The proposed rule would require that router manufacturers lock down the RF portion of the router to obtain FCC approval. This “lock down” would prevent modification to the radio’s power, frequencies, etc to prevent it from radiating outside the specified limits. This is a laudable goal, but the application of this rule as written would result in undesirable consequences.

In practice, most radio functions are very tightly wedded to all the other factors of the hardware/software. The most likely way manufacturers would likely lock down the RF operation would be to make it impossible to modify any of the code in the routers.

There would be a number of adverse consequences both for me personally, to consumers in the US, and the networking industry. These consequences can be ameliorated by allowing the owners of routers to install their own code.

1) Security of the router. It is well known that vendor-supplied firmware for consumer routers often contain flaws. Just last week, the CERT released knowledge of a vulnerability to Belkin routers. See http://www.kb.cert.org/vuls/id/201168 The ability to install well-tested, secure firmware into a router benefits all consumers. The ability for a person to update their own router on a regular basis (as opposed to many manufacturer’s seemingly lackadaisical schedule) preserves security.

2) Research into the field of computer networking.

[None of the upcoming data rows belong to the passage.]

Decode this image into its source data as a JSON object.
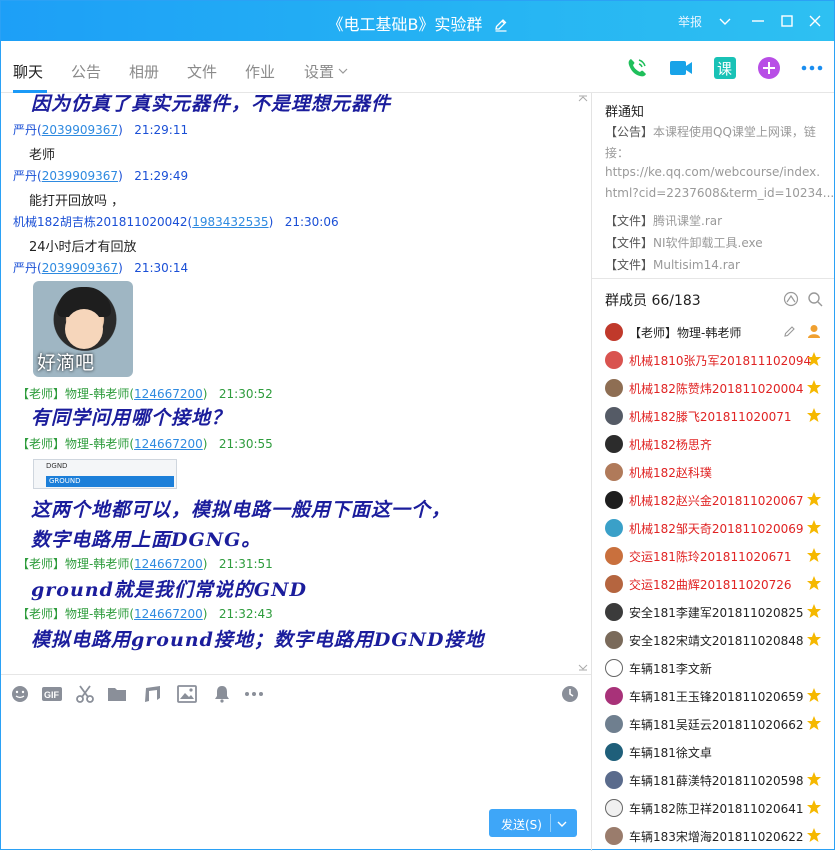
{
  "window": {
    "title": "《电工基础B》实验群",
    "report_label": "举报"
  },
  "tabs": [
    {
      "label": "聊天"
    },
    {
      "label": "公告"
    },
    {
      "label": "相册"
    },
    {
      "label": "文件"
    },
    {
      "label": "作业"
    },
    {
      "label": "设置"
    }
  ],
  "top_actions": {
    "class_label": "课"
  },
  "messages": [
    {
      "type": "big",
      "text": "因为仿真了真实元器件，不是理想元器件"
    },
    {
      "type": "meta",
      "name": "严丹",
      "uid": "2039909367",
      "time": "21:29:11"
    },
    {
      "type": "text",
      "text": "老师"
    },
    {
      "type": "meta",
      "name": "严丹",
      "uid": "2039909367",
      "time": "21:29:49"
    },
    {
      "type": "text",
      "text": "能打开回放吗 ，"
    },
    {
      "type": "meta",
      "name": "机械182胡吉栋201811020042",
      "uid": "1983432535",
      "time": "21:30:06"
    },
    {
      "type": "text",
      "text": "24小时后才有回放"
    },
    {
      "type": "meta",
      "name": "严丹",
      "uid": "2039909367",
      "time": "21:30:14"
    },
    {
      "type": "sticker",
      "text": "好滴吧"
    },
    {
      "type": "meta-teacher",
      "role": "【老师】",
      "name": "物理-韩老师",
      "uid": "124667200",
      "time": "21:30:52"
    },
    {
      "type": "big",
      "text": "有同学问用哪个接地？"
    },
    {
      "type": "meta-teacher",
      "role": "【老师】",
      "name": "物理-韩老师",
      "uid": "124667200",
      "time": "21:30:55"
    },
    {
      "type": "image",
      "row1": "DGND",
      "row2": "GROUND"
    },
    {
      "type": "big",
      "text": " 这两个地都可以，模拟电路一般用下面这一个，"
    },
    {
      "type": "big",
      "text": "数字电路用上面DGNG。"
    },
    {
      "type": "meta-teacher",
      "role": "【老师】",
      "name": "物理-韩老师",
      "uid": "124667200",
      "time": "21:31:51"
    },
    {
      "type": "big",
      "text": "ground就是我们常说的GND"
    },
    {
      "type": "meta-teacher",
      "role": "【老师】",
      "name": "物理-韩老师",
      "uid": "124667200",
      "time": "21:32:43"
    },
    {
      "type": "big",
      "text": "模拟电路用ground接地；数字电路用DGND接地"
    }
  ],
  "input": {
    "send_label": "发送(S)"
  },
  "notice": {
    "title": "群通知",
    "lines": [
      {
        "tag": "【公告】",
        "text": "本课程使用QQ课堂上网课，链"
      },
      {
        "tag": "",
        "text": "接："
      },
      {
        "tag": "",
        "text": "https://ke.qq.com/webcourse/index."
      },
      {
        "tag": "",
        "text": "html?cid=2237608&term_id=10234..."
      },
      {
        "tag": "【文件】",
        "text": "腾讯课堂.rar"
      },
      {
        "tag": "【文件】",
        "text": "NI软件卸载工具.exe"
      },
      {
        "tag": "【文件】",
        "text": "Multisim14.rar"
      }
    ]
  },
  "members": {
    "title": "群成员 66/183",
    "list": [
      {
        "name": "【老师】物理-韩老师",
        "color": "dark",
        "avatar": "#c0392b",
        "badge": "teacher"
      },
      {
        "name": "机械1810张乃军201811102094",
        "color": "red",
        "avatar": "#d9534f",
        "badge": "star"
      },
      {
        "name": "机械182陈赞炜201811020004",
        "color": "red",
        "avatar": "#8e6e53",
        "badge": "star"
      },
      {
        "name": "机械182滕飞201811020071",
        "color": "red",
        "avatar": "#555b66",
        "badge": "star"
      },
      {
        "name": "机械182杨思齐",
        "color": "red",
        "avatar": "#2c2c2c",
        "badge": ""
      },
      {
        "name": "机械182赵科璞",
        "color": "red",
        "avatar": "#b07a5a",
        "badge": ""
      },
      {
        "name": "机械182赵兴金201811020067",
        "color": "red",
        "avatar": "#1e1e1e",
        "badge": "star"
      },
      {
        "name": "机械182邹天奇201811020069",
        "color": "red",
        "avatar": "#3aa0c8",
        "badge": "star"
      },
      {
        "name": "交运181陈玲201811020671",
        "color": "red",
        "avatar": "#c9703d",
        "badge": "star"
      },
      {
        "name": "交运182曲辉201811020726",
        "color": "red",
        "avatar": "#b5653f",
        "badge": "star"
      },
      {
        "name": "安全181李建军201811020825",
        "color": "dark",
        "avatar": "#3b3b3b",
        "badge": "star"
      },
      {
        "name": "安全182宋靖文201811020848",
        "color": "dark",
        "avatar": "#7a6a5a",
        "badge": "star"
      },
      {
        "name": "车辆181李文新",
        "color": "dark",
        "avatar": "#ffffff",
        "badge": ""
      },
      {
        "name": "车辆181王玉锋201811020659",
        "color": "dark",
        "avatar": "#a83279",
        "badge": "star"
      },
      {
        "name": "车辆181吴廷云201811020662",
        "color": "dark",
        "avatar": "#6f7f8f",
        "badge": "star"
      },
      {
        "name": "车辆181徐文卓",
        "color": "dark",
        "avatar": "#1f5f7a",
        "badge": ""
      },
      {
        "name": "车辆181薛渼特201811020598",
        "color": "dark",
        "avatar": "#5a6b8c",
        "badge": "star"
      },
      {
        "name": "车辆182陈卫祥201811020641",
        "color": "dark",
        "avatar": "#f0f0f0",
        "badge": "star"
      },
      {
        "name": "车辆183宋增海201811020622",
        "color": "dark",
        "avatar": "#9a7c6c",
        "badge": "star"
      }
    ]
  }
}
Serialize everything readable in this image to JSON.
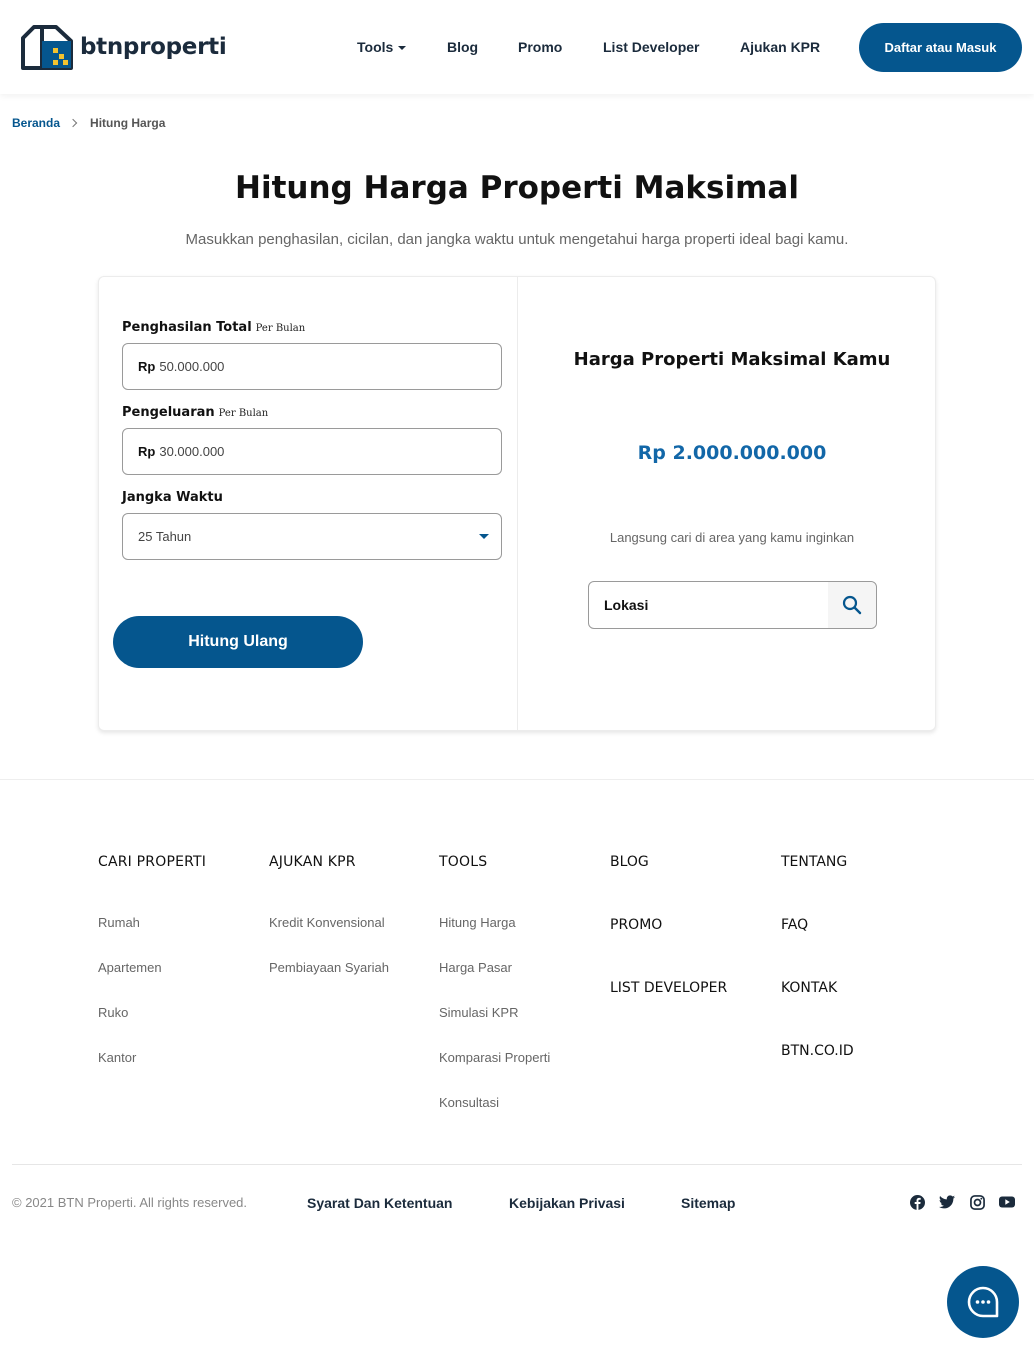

Non-traditional research efforts (outside academia) lead to real improvements in the state of computer networking. An example is the CeroWrt project that developed the fq_codel algorithm. http://www.bufferbloat.net/projects/cerowrt The result of this multi-year effort was a major advance in performance for all routers. The fq_codel code has been accepted into the Linux kernel and now runs in hundreds of millions of devices. As a member of the team that worked on this, I assert that without the ease of modification of a consumer router to prove out the ideas, this improvement would likely not have occurred.

3) Personal learning environments. Individuals, as well as network professionals, often use these consumer routers as test beds for increased understanding of network operation. Losing the ability to reprogram the router would make it more expensive, if not prohibitive, for Americans to improve their knowledge and become more competitive.

4) I would incorporate all the other “talking points” listed on the Save WiFI page at: https://libreplanet.org/wiki/Save_WiFi

5) Finally, I want to address the FCC’s original concern – that these consumer routers are SDRs, and they must not be operated outside their original design parameters. While the goal of reducing radio frequency interference is important, the FCC has failed to demonstrate that the widespread practice of installing/updating firmware in consumer routers has caused actual problems. Furthermore, the FCC can use its current enforcement powers to monitor and shut down equipment that is interfering.

Creating a broad, wide-ranging rule to address a theoretical problem harms industry and individuals, and is an overreach of the rules necessary to preserve America’s airwaves.